> **DESCRIPTION OF THE TASK**
Output an exact reproduction of the data.

───── SOURCE RECORDS ─────

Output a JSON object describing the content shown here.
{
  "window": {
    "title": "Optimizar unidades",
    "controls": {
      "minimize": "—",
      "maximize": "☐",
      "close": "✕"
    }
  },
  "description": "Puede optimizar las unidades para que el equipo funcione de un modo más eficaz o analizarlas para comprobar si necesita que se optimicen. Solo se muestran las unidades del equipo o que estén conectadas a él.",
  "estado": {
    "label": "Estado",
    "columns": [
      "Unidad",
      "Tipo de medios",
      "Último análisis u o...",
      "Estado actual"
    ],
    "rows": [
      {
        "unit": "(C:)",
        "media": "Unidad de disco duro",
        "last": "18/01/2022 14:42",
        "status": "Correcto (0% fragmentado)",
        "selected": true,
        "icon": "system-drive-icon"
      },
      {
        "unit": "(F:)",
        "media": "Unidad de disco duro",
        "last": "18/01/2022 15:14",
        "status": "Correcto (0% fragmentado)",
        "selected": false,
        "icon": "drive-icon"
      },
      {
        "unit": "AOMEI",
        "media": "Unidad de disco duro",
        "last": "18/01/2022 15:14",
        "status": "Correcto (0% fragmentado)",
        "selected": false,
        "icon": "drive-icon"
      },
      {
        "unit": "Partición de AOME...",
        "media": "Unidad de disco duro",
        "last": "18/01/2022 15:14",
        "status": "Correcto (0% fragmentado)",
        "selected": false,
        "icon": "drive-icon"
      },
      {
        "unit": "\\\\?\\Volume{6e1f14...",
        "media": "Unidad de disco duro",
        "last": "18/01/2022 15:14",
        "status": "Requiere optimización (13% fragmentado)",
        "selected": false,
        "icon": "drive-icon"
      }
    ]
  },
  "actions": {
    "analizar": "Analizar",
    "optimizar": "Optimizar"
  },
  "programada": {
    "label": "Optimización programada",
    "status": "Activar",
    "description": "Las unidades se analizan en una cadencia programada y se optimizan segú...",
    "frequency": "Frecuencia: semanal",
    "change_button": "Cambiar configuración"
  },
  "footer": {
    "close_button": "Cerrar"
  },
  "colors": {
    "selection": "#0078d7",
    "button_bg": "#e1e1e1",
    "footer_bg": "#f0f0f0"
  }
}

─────

> **EXPECTED ANSWER**
Output a JSON object describing the content shown here.
{
  "window": {
    "title": "Optimizar unidades",
    "controls": {
      "minimize": "—",
      "maximize": "☐",
      "close": "✕"
    }
  },
  "description": "Puede optimizar las unidades para que el equipo funcione de un modo más eficaz o analizarlas para comprobar si necesita que se optimicen. Solo se muestran las unidades del equipo o que estén conectadas a él.",
  "estado": {
    "label": "Estado",
    "columns": [
      "Unidad",
      "Tipo de medios",
      "Último análisis u o...",
      "Estado actual"
    ],
    "rows": [
      {
        "unit": "(C:)",
        "media": "Unidad de disco duro",
        "last": "18/01/2022 14:42",
        "status": "Correcto (0% fragmentado)",
        "selected": true,
        "icon": "system-drive-icon"
      },
      {
        "unit": "(F:)",
        "media": "Unidad de disco duro",
        "last": "18/01/2022 15:14",
        "status": "Correcto (0% fragmentado)",
        "selected": false,
        "icon": "drive-icon"
      },
      {
        "unit": "AOMEI",
        "media": "Unidad de disco duro",
        "last": "18/01/2022 15:14",
        "status": "Correcto (0% fragmentado)",
        "selected": false,
        "icon": "drive-icon"
      },
      {
        "unit": "Partición de AOME...",
        "media": "Unidad de disco duro",
        "last": "18/01/2022 15:14",
        "status": "Correcto (0% fragmentado)",
        "selected": false,
        "icon": "drive-icon"
      },
      {
        "unit": "\\\\?\\Volume{6e1f14...",
        "media": "Unidad de disco duro",
        "last": "18/01/2022 15:14",
        "status": "Requiere optimización (13% fragmentado)",
        "selected": false,
        "icon": "drive-icon"
      }
    ]
  },
  "actions": {
    "analizar": "Analizar",
    "optimizar": "Optimizar"
  },
  "programada": {
    "label": "Optimización programada",
    "status": "Activar",
    "description": "Las unidades se analizan en una cadencia programada y se optimizan segú...",
    "frequency": "Frecuencia: semanal",
    "change_button": "Cambiar configuración"
  },
  "footer": {
    "close_button": "Cerrar"
  },
  "colors": {
    "selection": "#0078d7",
    "button_bg": "#e1e1e1",
    "footer_bg": "#f0f0f0"
  }
}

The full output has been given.